◆ Task item: Please retype the listing below exactly as it stands, skipping any pictures.

◆ Material supplied:
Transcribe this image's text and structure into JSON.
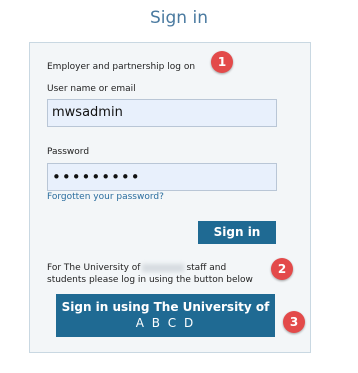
{
  "title": "Sign in",
  "login_heading": "Employer and partnership log on",
  "username": {
    "label": "User name or email",
    "value": "mwsadmin"
  },
  "password": {
    "label": "Password",
    "value": "•••••••••"
  },
  "forgot_link": "Forgotten your password?",
  "signin_button": "Sign in",
  "university_note": {
    "line1_prefix": "For The University of",
    "line1_suffix": "staff and",
    "line2": "students please log in using the button below"
  },
  "sso_button": {
    "line1": "Sign in using The University of",
    "line2": "A B C D"
  },
  "annotations": [
    "1",
    "2",
    "3"
  ],
  "colors": {
    "accent": "#1f6a93",
    "title": "#4a7aa0",
    "badge": "#e34a4a",
    "input_bg": "#e8f0fc"
  }
}
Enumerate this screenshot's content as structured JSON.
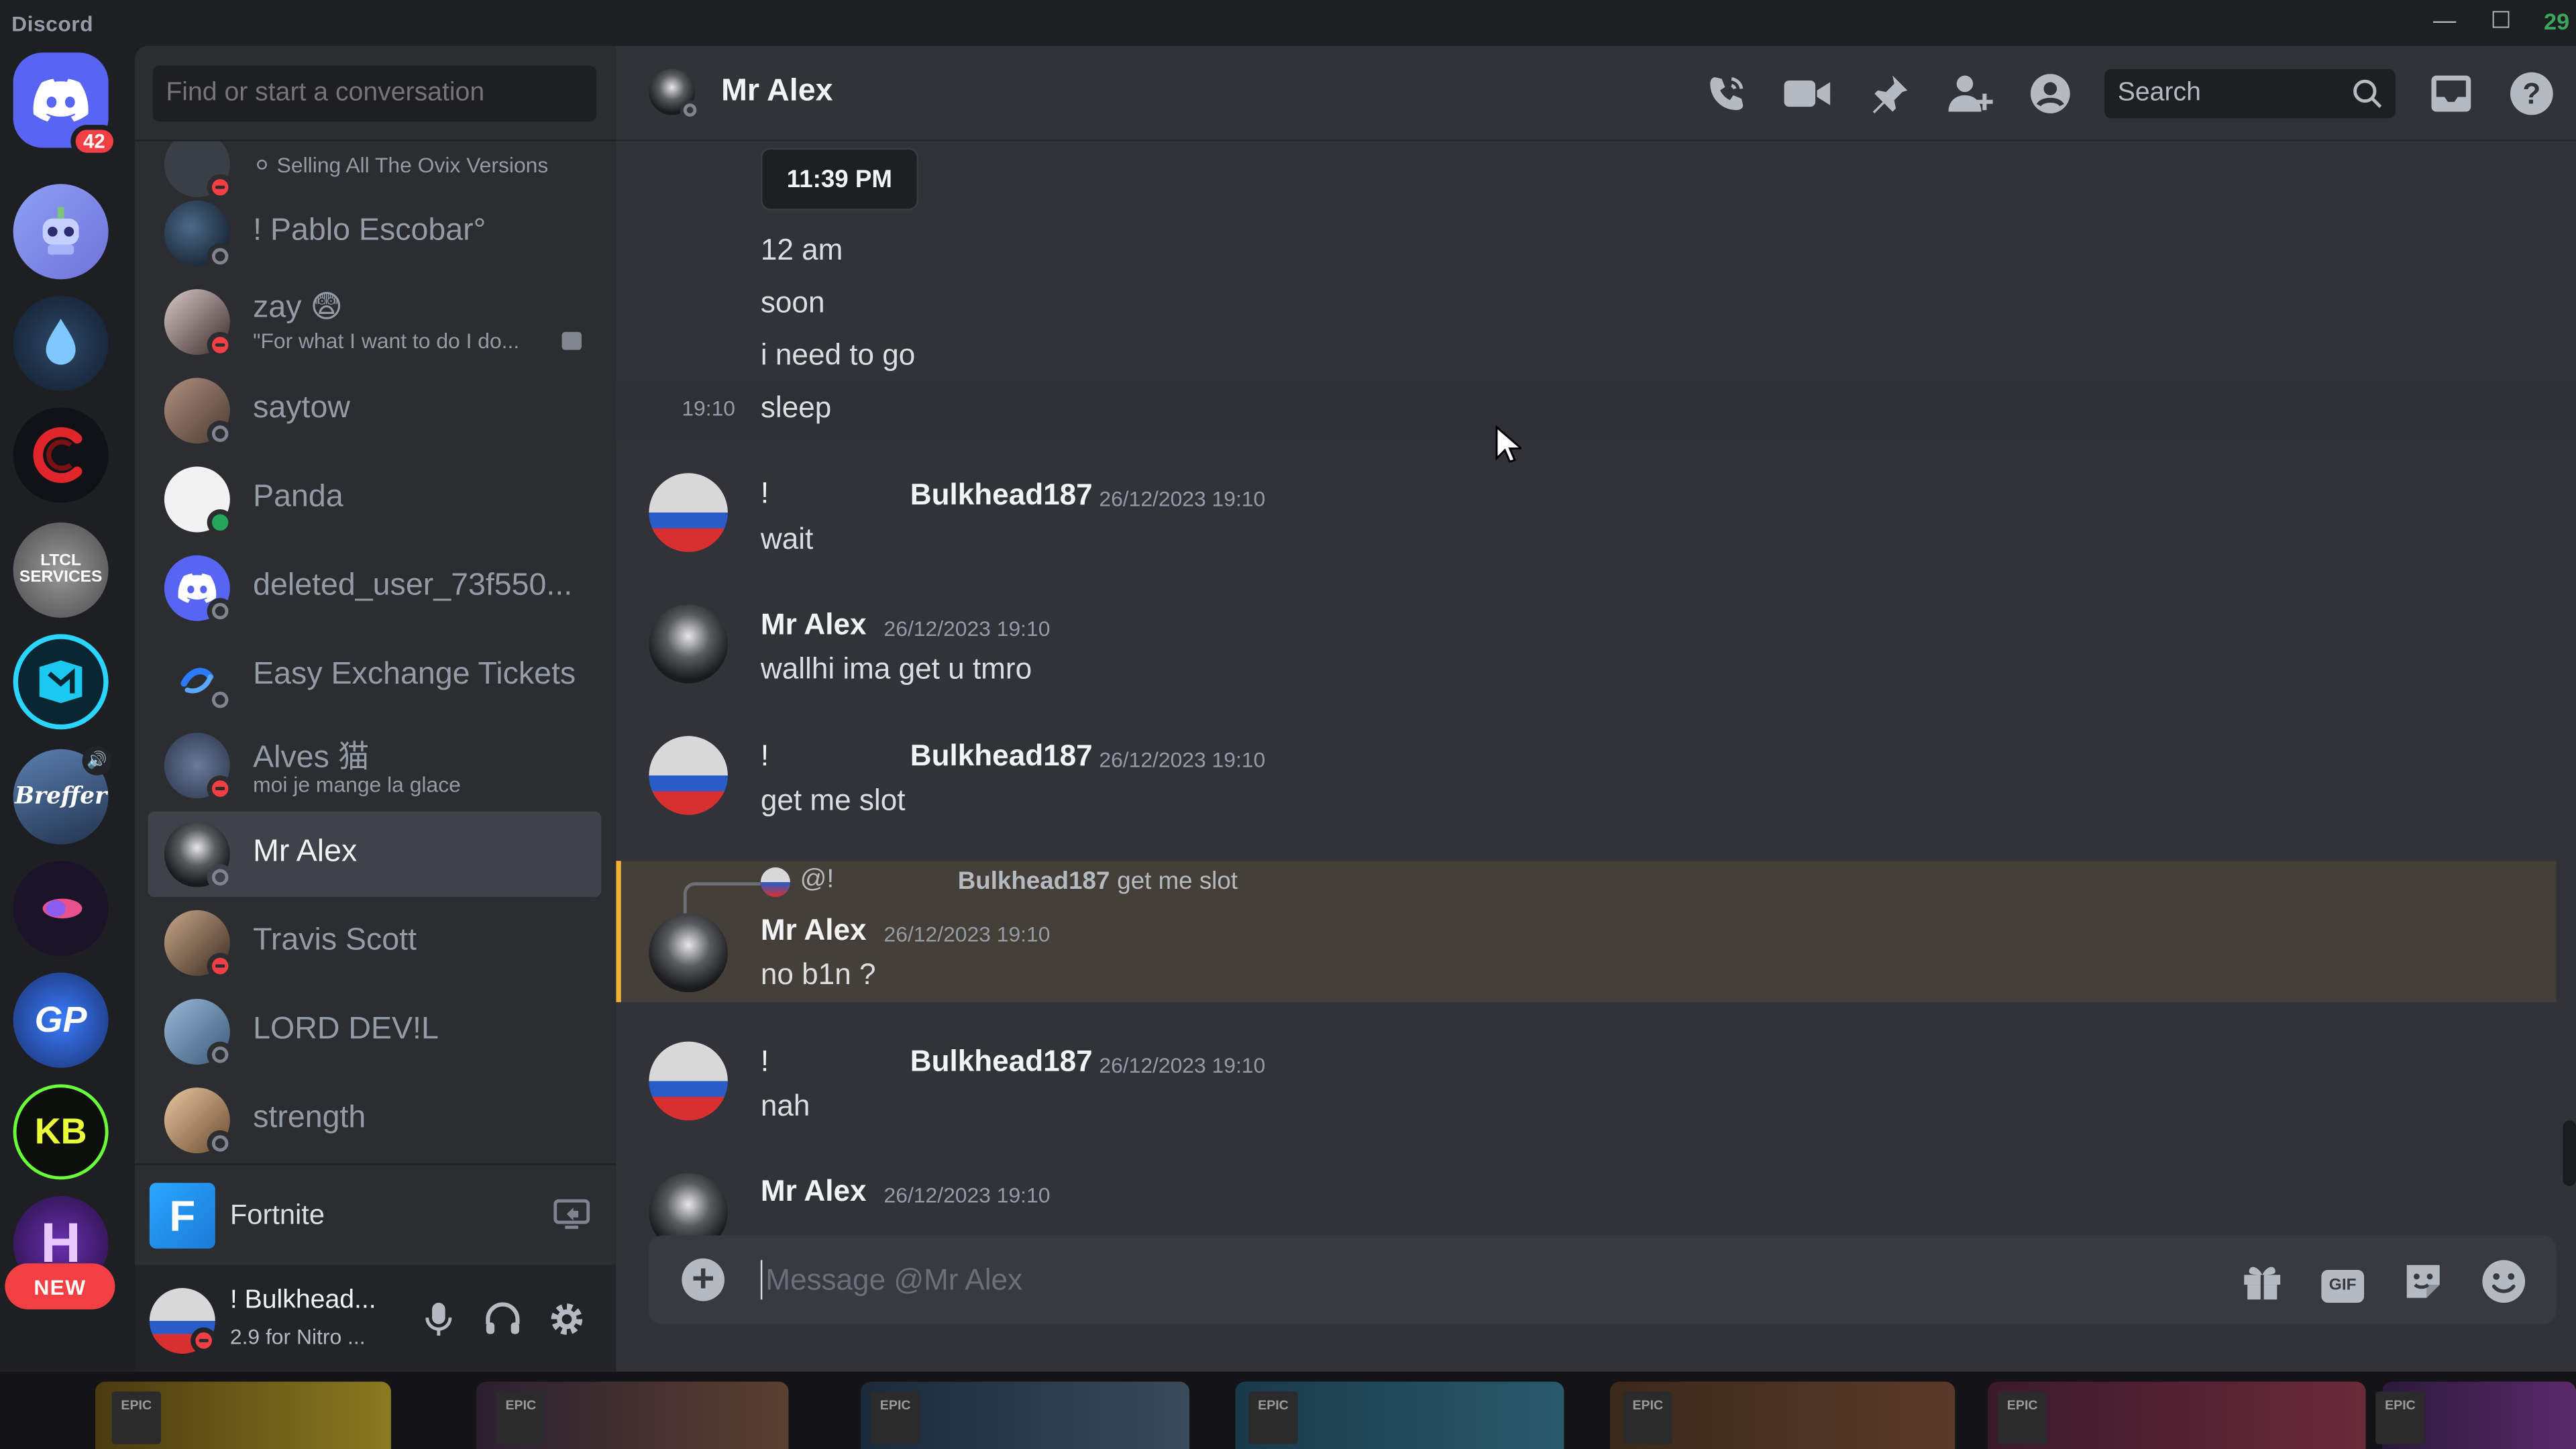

◆ Task answer:
Transcribe this image's text and structure into JSON.
{
  "title": "Sign in",
  "login_heading": "Employer and partnership log on",
  "username": {
    "label": "User name or email",
    "value": "mwsadmin"
  },
  "password": {
    "label": "Password",
    "value": "•••••••••"
  },
  "forgot_link": "Forgotten your password?",
  "signin_button": "Sign in",
  "university_note": {
    "line1_prefix": "For The University of",
    "line1_suffix": "staff and",
    "line2": "students please log in using the button below"
  },
  "sso_button": {
    "line1": "Sign in using The University of",
    "line2": "A B C D"
  },
  "annotations": [
    "1",
    "2",
    "3"
  ],
  "colors": {
    "accent": "#1f6a93",
    "title": "#4a7aa0",
    "badge": "#e34a4a",
    "input_bg": "#e8f0fc"
  }
}
Enumerate this screenshot's content as structured JSON.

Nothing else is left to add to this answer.